A new study published by the Transportation Research Board, examines the way that common descriptions of traffic crashes affects reader perception of who’s responsible.  The authors presented subjects with three alternate text descriptions of a single car crash.  One version was pedestrian focused, a second version was driver focused and a third was driver focused and provided additional context about the frequency and location of car crashes. The key finding was the way in which the crash was described made a strong impact on reader’s decisions about who was to blame and policies ought to be pursued to reduce crashes and injuries.  A more complete and driver focused description of crashes led to more support, for example, for infrastructure solutions.

The author’s helpful have some succinct advise for reporters and editors; and its a grammar for talking about roadway deaths that all of us should embrace.  To translate one big of unfortunate academese: “non-agentive” ignoring humans and their choices, for example, don’t say “the pedestrian was struck by the car,” say “the driver ran over the pedestrian.”

  • Avoid non-agentive and object-based language.
  • Shift the focus away from the pedestrian and towards the driver (or if necessary, the vehicle).
  • Be conscious of the counterfactuals that you include.
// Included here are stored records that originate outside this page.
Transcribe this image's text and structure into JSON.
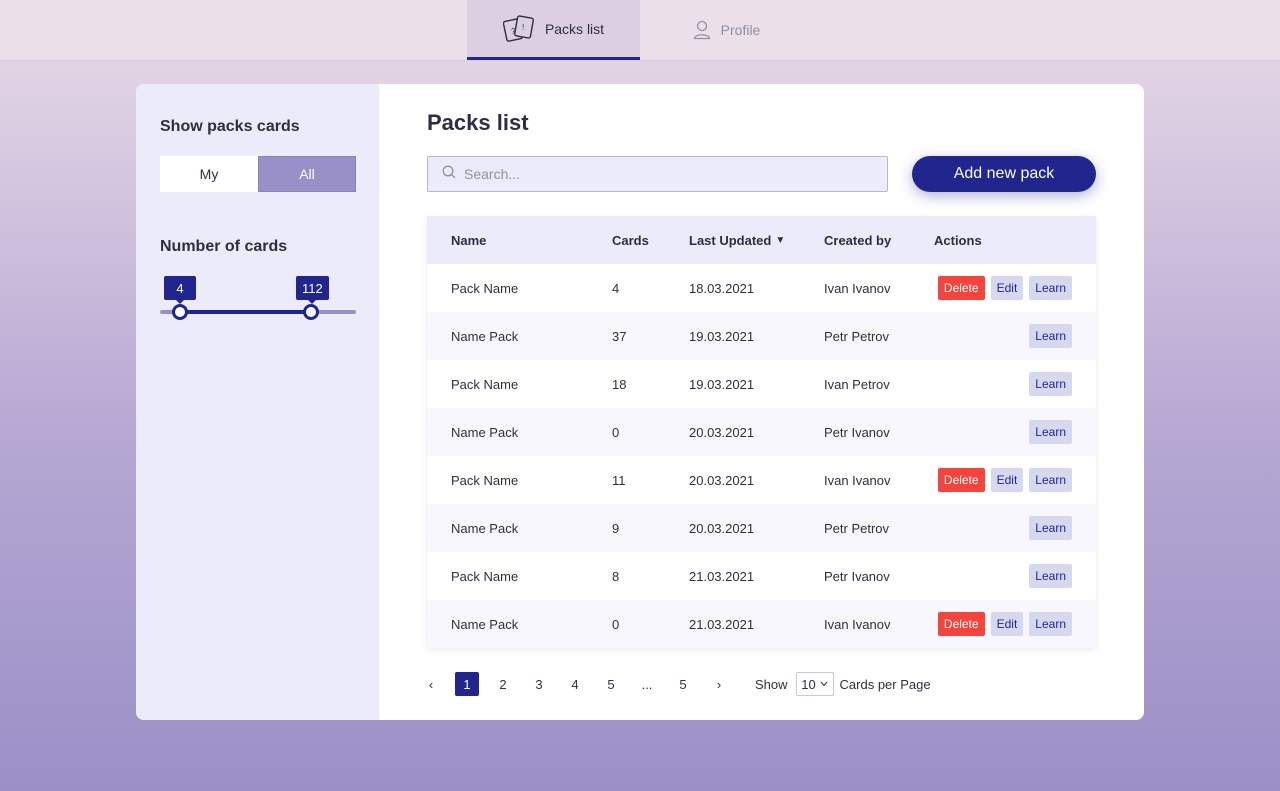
{
  "header": {
    "tabs": [
      {
        "label": "Packs list",
        "icon": "cards-icon",
        "active": true
      },
      {
        "label": "Profile",
        "icon": "user-icon",
        "active": false
      }
    ]
  },
  "sidebar": {
    "title": "Show packs cards",
    "toggle": {
      "my": "My",
      "all": "All",
      "selected": "All"
    },
    "range_title": "Number of cards",
    "range": {
      "min_value": "4",
      "max_value": "112"
    }
  },
  "main": {
    "title": "Packs list",
    "search": {
      "placeholder": "Search...",
      "value": ""
    },
    "add_button": "Add new pack",
    "table": {
      "columns": {
        "name": "Name",
        "cards": "Cards",
        "updated": "Last Updated",
        "created_by": "Created by",
        "actions": "Actions"
      },
      "sort_indicator": "▼",
      "rows": [
        {
          "name": "Pack Name",
          "cards": "4",
          "updated": "18.03.2021",
          "created_by": "Ivan Ivanov",
          "owner": true
        },
        {
          "name": "Name Pack",
          "cards": "37",
          "updated": "19.03.2021",
          "created_by": "Petr Petrov",
          "owner": false
        },
        {
          "name": "Pack Name",
          "cards": "18",
          "updated": "19.03.2021",
          "created_by": "Ivan Petrov",
          "owner": false
        },
        {
          "name": "Name Pack",
          "cards": "0",
          "updated": "20.03.2021",
          "created_by": "Petr Ivanov",
          "owner": false
        },
        {
          "name": "Pack Name",
          "cards": "11",
          "updated": "20.03.2021",
          "created_by": "Ivan Ivanov",
          "owner": true
        },
        {
          "name": "Name Pack",
          "cards": "9",
          "updated": "20.03.2021",
          "created_by": "Petr Petrov",
          "owner": false
        },
        {
          "name": "Pack Name",
          "cards": "8",
          "updated": "21.03.2021",
          "created_by": "Petr Ivanov",
          "owner": false
        },
        {
          "name": "Name Pack",
          "cards": "0",
          "updated": "21.03.2021",
          "created_by": "Ivan Ivanov",
          "owner": true
        }
      ],
      "action_labels": {
        "delete": "Delete",
        "edit": "Edit",
        "learn": "Learn"
      }
    },
    "pagination": {
      "prev": "‹",
      "pages": [
        "1",
        "2",
        "3",
        "4",
        "5",
        "...",
        "5"
      ],
      "current": "1",
      "next": "›",
      "show_label": "Show",
      "per_page": "10",
      "per_page_suffix": "Cards per Page"
    }
  },
  "colors": {
    "accent": "#21268f",
    "delete": "#f1453d",
    "toggle_active": "#9890c7",
    "sidebar_bg": "#ecebf9"
  }
}
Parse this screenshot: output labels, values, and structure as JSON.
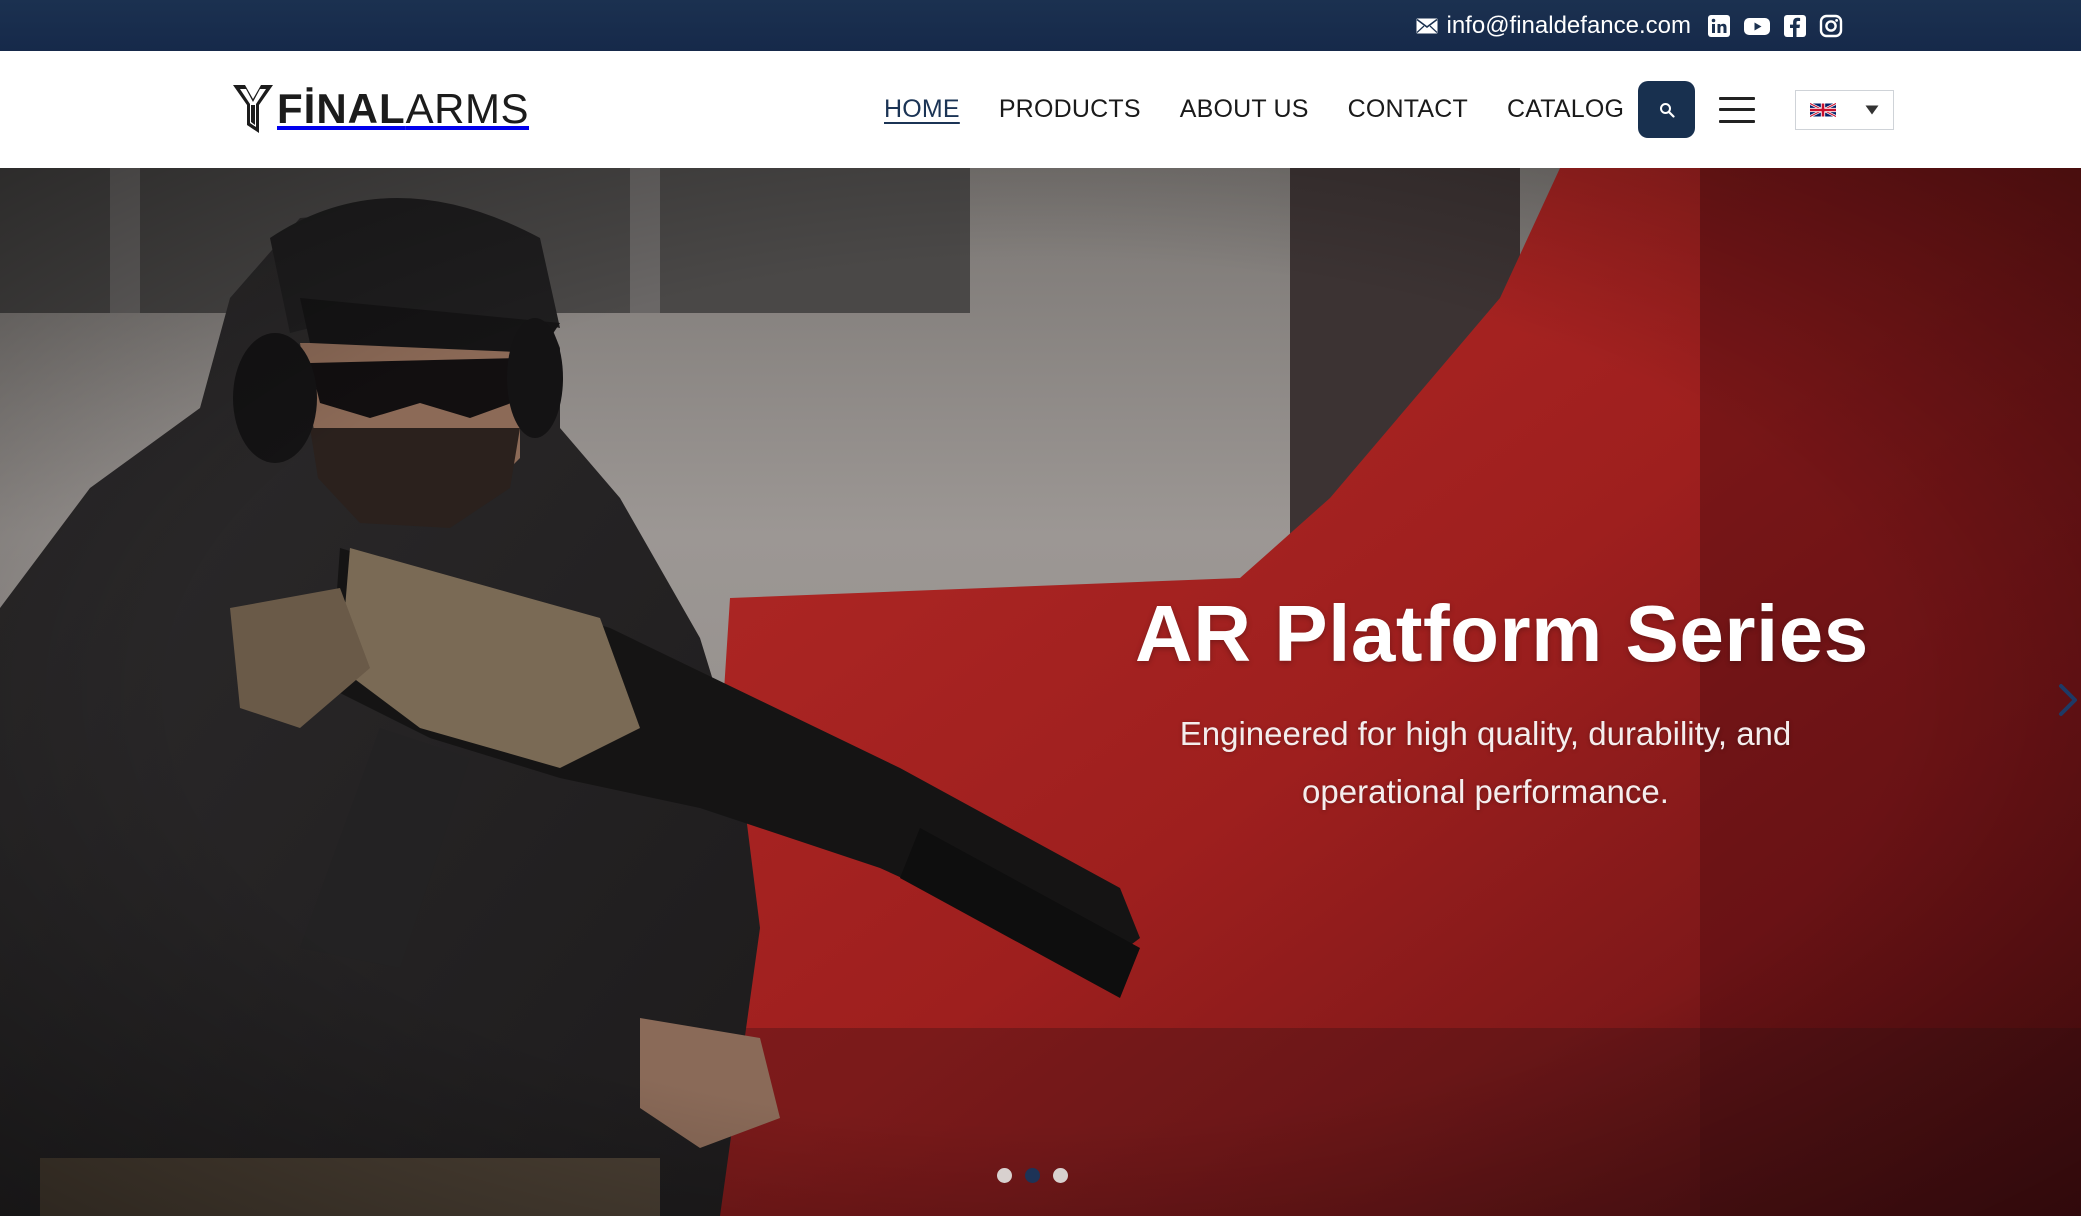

Specifically, if you mention that the pedestrian was outside a crosswalk, check Google Street View to quickly determine whether there are any crosswalks available and note that in many jurisdictions it is legal to cross outside marked crosswalks.
  • Include data on the number of crashes, injuries or deaths, preferably locally. Time permitting, consider contacting a local transportation, urban planning, or public health expert to provide further context.

Tara Goddard, Kelcie Ralph, Calvin G. Thigpen, Evan Iacobucci, “Does news coverage of traffic crashes affect perceived blame and preferred solutions? Evidence from an experiment,” Transportation Research Interdisciplinary Perspectives, 2019.

In the News

Willamette Week wrote about our commentary on the untrue claim that not proceeding with the $3 billion Columbia River Crossing will require Oregon and Washington to repay $140 million to the federal government, in an article entitled:  “One less reason to restart the Columbia River Crossing.”

The Oregonian featured our critique of this same claim about a federal repayment liability in its story discussing Governor Kate Brown and Governor Jay Inslee’s plan to revive the Columbia River Crossing project.